1 Obtain Nurse Aide License

2 Obtain a nurse aide license

Obtain a nurse aide license. Take a nurse aide class and pass the state licensing exam to become a nurse aide. Bring proof of your license to enroll in a medication aide course.

3 Meet with an advisor or admissionsrepresentative

Meet with an advisor or admissionsrepresentative to enroll in the course. Complete any reading assessment exams, such as the Compass or Asset reading test, required by your state to enroll. Show proof of your CNA license and pay for the class.

4 Learn to administer drugs

Learn how to administer drugs to patients. Find out what potential side effects can occur from different drugs and understand how to identify when patients are having a reaction. Achieve the minimum grade or score required to apply for a medication aide license in your state.

5 Complete the application

Complete the application for a medication license and pay the licensing fee. Pass the certification exam. You can begin working as a medication aide after receiving your license in the mail a few weeks after the exam.

  • Medication aide courses range in length from one to six months, making it possible for people to enter the profession with little training.

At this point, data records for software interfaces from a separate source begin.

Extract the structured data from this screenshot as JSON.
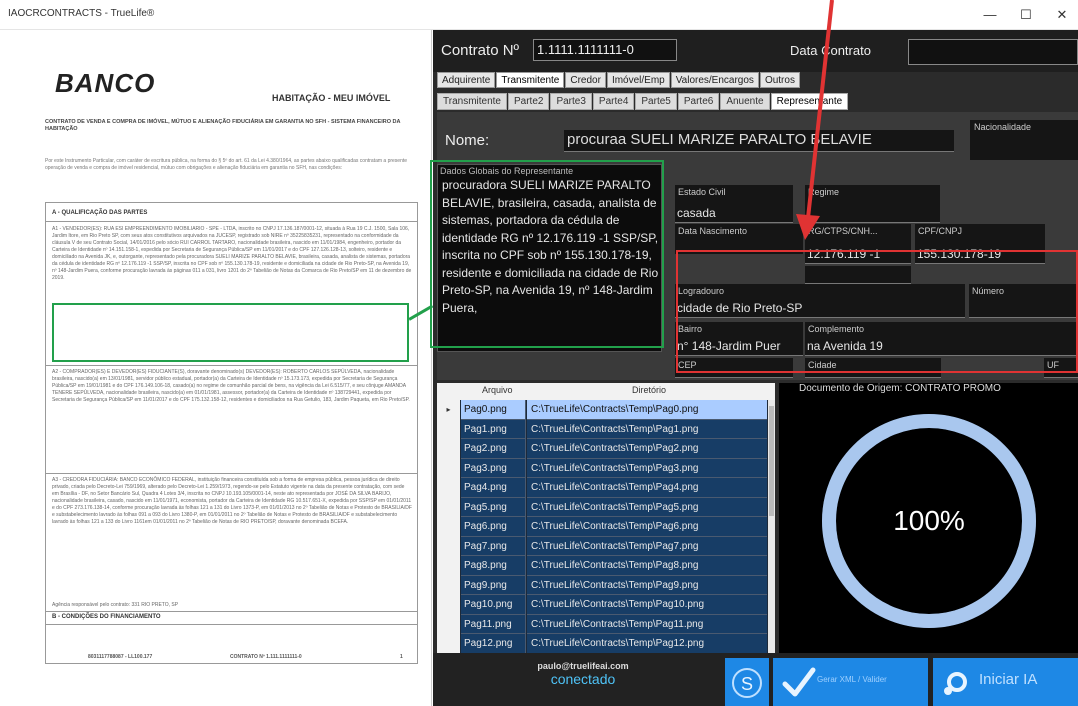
{
  "window": {
    "title": "IAOCRCONTRACTS - TrueLife®",
    "minimize_glyph": "—",
    "maximize_glyph": "☐",
    "close_glyph": "✕"
  },
  "document": {
    "bank": "BANCO",
    "habitacao": "HABITAÇÃO - MEU IMÓVEL",
    "contract_heading": "CONTRATO DE VENDA E COMPRA DE IMÓVEL, MÚTUO E ALIENAÇÃO FIDUCIÁRIA EM GARANTIA NO SFH - SISTEMA FINANCEIRO DA HABITAÇÃO",
    "intro": "Por este Instrumento Particular, com caráter de escritura pública, na forma do § 5º do art. 61 da Lei 4.380/1964, as partes abaixo qualificadas contratam a presente operação de venda e compra de imóvel residencial, mútuo com obrigações e alienação fiduciária em garantia no SFH, nas condições:",
    "section_a": "A - QUALIFICAÇÃO DAS PARTES",
    "para_a1": "A1 - VENDEDOR(ES): RUA ESI EMPREENDIMENTO IMOBILIARIO - SPE - LTDA, inscrito no CNPJ 17.136.187/0001-12, situada à Rua 19 C.J. 1500, Sala 106, Jardim Itore, em Rio Preto SP, com seus atos constitutivos arquivados na JUCESP, registrado sob NIRE nº 35225835231, representado na conformidade da cláusula V de seu Contrato Social, 14/01/2016 pelo sócio RUI CARROL TARTARO, nacionalidade brasileira, nascido em 11/01/1984, engenheiro, portador da Carteira de Identidade nº 14.151.158-1, expedida por Secretaria de Segurança Pública/SP em 11/01/2017 e do CPF 127.126.128-13, solteiro, residente e domiciliado na Avenida JK, e, outorgante, representado pela procuradora SUELI MARIZE PARALTO BELAVIE, brasileira, casada, analista de sistemas, portadora da cédula de identidade RG nº 12.176.119 -1 SSP/SP, inscrita no CPF sob nº 155.130.178-19, residente e domiciliada na cidade de Rio Preto-SP, na Avenida 19, nº 148-Jardim Puera, conforme procuração lavrada às páginas 011 a 031, livro 1201 do 2º Tabelião de Notas da Comarca de Rio Preto/SP em 11 de dezembro de 2019.",
    "para_a2": "A2 - COMPRADOR(ES) E DEVEDOR(ES) FIDUCIANTE(S), doravante denominado(s) DEVEDOR(ES): ROBERTO CARLOS SEPÚLVEDA, nacionalidade brasileira, nascido(a) em 13/01/1981, servidor público estadual, portador(a) da Carteira de Identidade nº 15.173.173, expedida por Secretaria de Segurança Pública/SP em 19/01/1981 e do CPF 176.149.106-18, casado(a) no regime de comunhão parcial de bens, na vigência da Lei 6.515/77, e seu cônjuge AMANDA TENERE SEPÚLVEDA, nacionalidade brasileira, nascido(a) em 01/01/1981, assessor, portador(a) da Carteira de Identidade nº 138729441, expedida por Secretaria de Segurança Pública/SP em 11/01/2017 e do CPF 175.132.158-12, residentes e domiciliados na Rua Getulio, 183, Jardim Paqueta, em Rio Preto/SP.",
    "para_a3": "A3 - CREDORA FIDUCIÁRIA: BANCO ECONÔMICO FEDERAL, instituição financeira constituída sob a forma de empresa pública, pessoa jurídica de direito privado, criada pelo Decreto-Lei 759/1969, alterado pelo Decreto-Lei 1.259/1973, regendo-se pelo Estatuto vigente na data da presente contratação, com sede em Brasília - DF, no Setor Bancário Sul, Quadra 4 Lotes 3/4, inscrita no CNPJ 10.193.105/0001-14, neste ato representada por JOSÉ DA SILVA BARIJO, nacionalidade brasileira, casado, nascido em 11/01/1971, economista, portador da Carteira de Identidade RG 10.517.651-X, expedida por SSP/SP em 01/01/2011 e do CPF 273.176.138-14, conforme procuração lavrada às folhas 121 a 131 do Livro 1373-P, em 01/01/2013 no 2º Tabelião de Notas e Protesto de BRASILIA/DF e substabelecimento lavrado às folhas 091 a 093 do Livro 1380-P, em 01/01/2011 no 2º Tabelião de Notas e Protesto de BRASILIA/DF e substabelecimento lavrado às folhas 121 a 133 do Livro 1161em 01/01/2011 no 2º Tabelião de Notas de RIO PRETO/SP, doravante denominada BCEFA.",
    "agencia": "Agência responsável pelo contrato: 331 RIO PRETO, SP",
    "section_b": "B - CONDIÇÕES DO FINANCIAMENTO",
    "footer_left": "8031117788087 - LL100.177",
    "footer_mid": "CONTRATO Nº 1.111.1111111-0",
    "footer_page": "1"
  },
  "form": {
    "contrato_label": "Contrato Nº",
    "contrato_value": "1.1111.1111111-0",
    "data_label": "Data Contrato",
    "data_value": "",
    "tabs": [
      "Adquirente",
      "Transmitente",
      "Credor",
      "Imóvel/Emp",
      "Valores/Encargos",
      "Outros"
    ],
    "subtabs": [
      "Transmitente",
      "Parte2",
      "Parte3",
      "Parte4",
      "Parte5",
      "Parte6",
      "Anuente",
      "Representante"
    ],
    "nome_label": "Nome:",
    "nome_value": "procuraa SUELI MARIZE PARALTO BELAVIE",
    "nacionalidade_label": "Nacionalidade",
    "dados_label": "Dados Globais do Representante",
    "dados_text": "procuradora SUELI MARIZE PARALTO BELAVIE, brasileira, casada, analista de sistemas, portadora da cédula de identidade RG nº 12.176.119 -1 SSP/SP, inscrita no CPF sob nº 155.130.178-19, residente e domiciliada na cidade de Rio Preto-SP, na Avenida 19, nº 148-Jardim Puera,",
    "estado_civil_label": "Estado Civil",
    "estado_civil_value": "casada",
    "regime_label": "Regime",
    "regime_value": "",
    "nascimento_label": "Data Nascimento",
    "rg_label": "RG/CTPS/CNH...",
    "rg_value": "12.176.119 -1",
    "cpf_label": "CPF/CNPJ",
    "cpf_value": "155.130.178-19",
    "logradouro_label": "Logradouro",
    "logradouro_value": "cidade de Rio Preto-SP",
    "numero_label": "Número",
    "bairro_label": "Bairro",
    "bairro_value": "n° 148-Jardim Puer",
    "complemento_label": "Complemento",
    "complemento_value": "na Avenida 19",
    "cep_label": "CEP",
    "cidade_label": "Cidade",
    "uf_label": "UF"
  },
  "files": {
    "col_arquivo": "Arquivo",
    "col_diretorio": "Diretório",
    "rows": [
      {
        "arquivo": "Pag0.png",
        "dir": "C:\\TrueLife\\Contracts\\Temp\\Pag0.png"
      },
      {
        "arquivo": "Pag1.png",
        "dir": "C:\\TrueLife\\Contracts\\Temp\\Pag1.png"
      },
      {
        "arquivo": "Pag2.png",
        "dir": "C:\\TrueLife\\Contracts\\Temp\\Pag2.png"
      },
      {
        "arquivo": "Pag3.png",
        "dir": "C:\\TrueLife\\Contracts\\Temp\\Pag3.png"
      },
      {
        "arquivo": "Pag4.png",
        "dir": "C:\\TrueLife\\Contracts\\Temp\\Pag4.png"
      },
      {
        "arquivo": "Pag5.png",
        "dir": "C:\\TrueLife\\Contracts\\Temp\\Pag5.png"
      },
      {
        "arquivo": "Pag6.png",
        "dir": "C:\\TrueLife\\Contracts\\Temp\\Pag6.png"
      },
      {
        "arquivo": "Pag7.png",
        "dir": "C:\\TrueLife\\Contracts\\Temp\\Pag7.png"
      },
      {
        "arquivo": "Pag8.png",
        "dir": "C:\\TrueLife\\Contracts\\Temp\\Pag8.png"
      },
      {
        "arquivo": "Pag9.png",
        "dir": "C:\\TrueLife\\Contracts\\Temp\\Pag9.png"
      },
      {
        "arquivo": "Pag10.png",
        "dir": "C:\\TrueLife\\Contracts\\Temp\\Pag10.png"
      },
      {
        "arquivo": "Pag11.png",
        "dir": "C:\\TrueLife\\Contracts\\Temp\\Pag11.png"
      },
      {
        "arquivo": "Pag12.png",
        "dir": "C:\\TrueLife\\Contracts\\Temp\\Pag12.png"
      }
    ]
  },
  "viewer": {
    "title": "Documento de Origem: CONTRATO PROMO",
    "progress_text": "100%",
    "progress": 1.0
  },
  "status": {
    "email": "paulo@truelifeai.com",
    "state": "conectado"
  },
  "buttons": {
    "s_icon_glyph": "S",
    "gerar_label": "Gerar XML / Valider",
    "iniciar_label": "Iniciar IA"
  },
  "colors": {
    "accent": "#1e88e5",
    "annotation_green": "#22a04b",
    "annotation_red": "#e03333",
    "status_connected": "#4fc3f7"
  }
}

Allison Dodge has been a writer since 2005, specializing in education, careers, health and travel. She has worked at educational institutions for more than 10 years. Dodge has a master's degree in education administration.